When you’re recruiting members to be part of your HOA board, it’s important to know how to reach them and to be prepared for common push backs you’ll hear when you ask a homeowner to join the Board. But once you find good board members, you don’t want to let them go. So how do you keep them on the Board?
First and foremost, it’s up to current HOA board members to set a good example. If you act like you dread going to meetings, constantly complain, and bad-mouth the Board, it's not going to help your cause. Why would someone want to be a part of something that is making you miserable?
You want to reflect what a good board member looks like. This means:
- Conducting yourself respectfully both in and out of meetings.
- Being aware of how board members interact with one another in meetings – an
antagonistic, combative meeting doesn’t exactly create an environment people want to be a part of.
- Knowing when to remove yourself from the situation and let it be handled by the President or other parties involved.
Current HOA board members are the best indicators of whether or not someone would want to be a part of the board. Additionally, an HOA management company can help board members feel cared for and valued too.
Ways to make HOA board members feel valued:
- Create a social event – Once or twice a year, put on a dinner for board members. Provide a nice meal and bring in experts to speak. This allows board members to get to know each other in a more casual way. It’s also a nice gesture to say thank you for volunteering their time and resources.
- Offer a training or educational day – This is a great way to bring other organizations in the community together. Practically speaking, people don’t always want to do this, but a lot can be learned by talking to people outside your Association.
- Continually educate – In board meeting packets, send a case study, tips, or relevant news, especially something that relates to issues in your Association.
- Build relationship – It would mean a lot to a member if the board president called them up to have a cup of coffee, just to ask how it’s going.
- *Schedule a working lunch – Have the Association buy lunch and bring the board members together simply to touch base.

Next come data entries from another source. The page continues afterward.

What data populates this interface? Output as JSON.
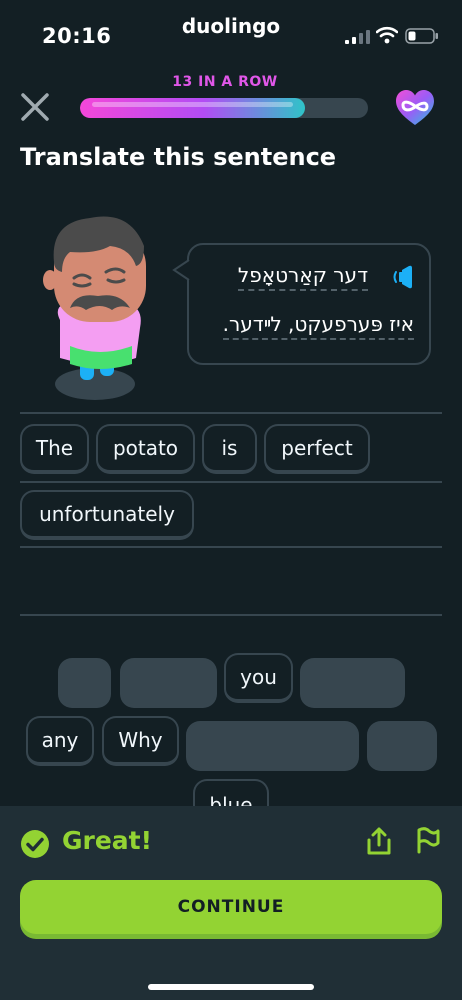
{
  "status_bar": {
    "time": "20:16",
    "app_name": "duolingo"
  },
  "header": {
    "streak_label": "13 IN A ROW",
    "progress": 0.78
  },
  "prompt": {
    "title": "Translate this sentence"
  },
  "sentence": {
    "line1": "דער קאַרטאָפל",
    "line2": "איז פּערפעקט, לײדער."
  },
  "answer_words": [
    "The",
    "potato",
    "is",
    "perfect",
    "unfortunately"
  ],
  "bank_words": {
    "you": "you",
    "any": "any",
    "why": "Why",
    "blue": "blue"
  },
  "feedback": {
    "message": "Great!",
    "continue_label": "CONTINUE"
  },
  "colors": {
    "background": "#131f24",
    "accent_green": "#93d333",
    "streak_pink": "#e057e8",
    "border": "#37464f"
  },
  "icons": [
    "close-icon",
    "heart-infinity-icon",
    "speaker-icon",
    "check-circle-icon",
    "share-icon",
    "flag-icon"
  ]
}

For example, companies like Hignell HOA Management often provide informal social gatherings where board members can meet each other in a casual atmosphere to help break down possible relational barriers.
*It’s important to note that anytime board members get together and have a quorum, the Davis-Stirling Act requires that it be posted and proper notice given – even if business matters aren't planned on being discussed.
- Acknowledge when a board member’s time is up – A plaque or gift certificate is always nice, but sometimes it's more meaningful to just read a simple thank you letter at a board member’s last meeting acknowledging their contribution to the Association.
In the end, if an HOA board member has an enjoyable experience, it will have a ripple effect in the Association and others will get involved. Happy board members are helpful people.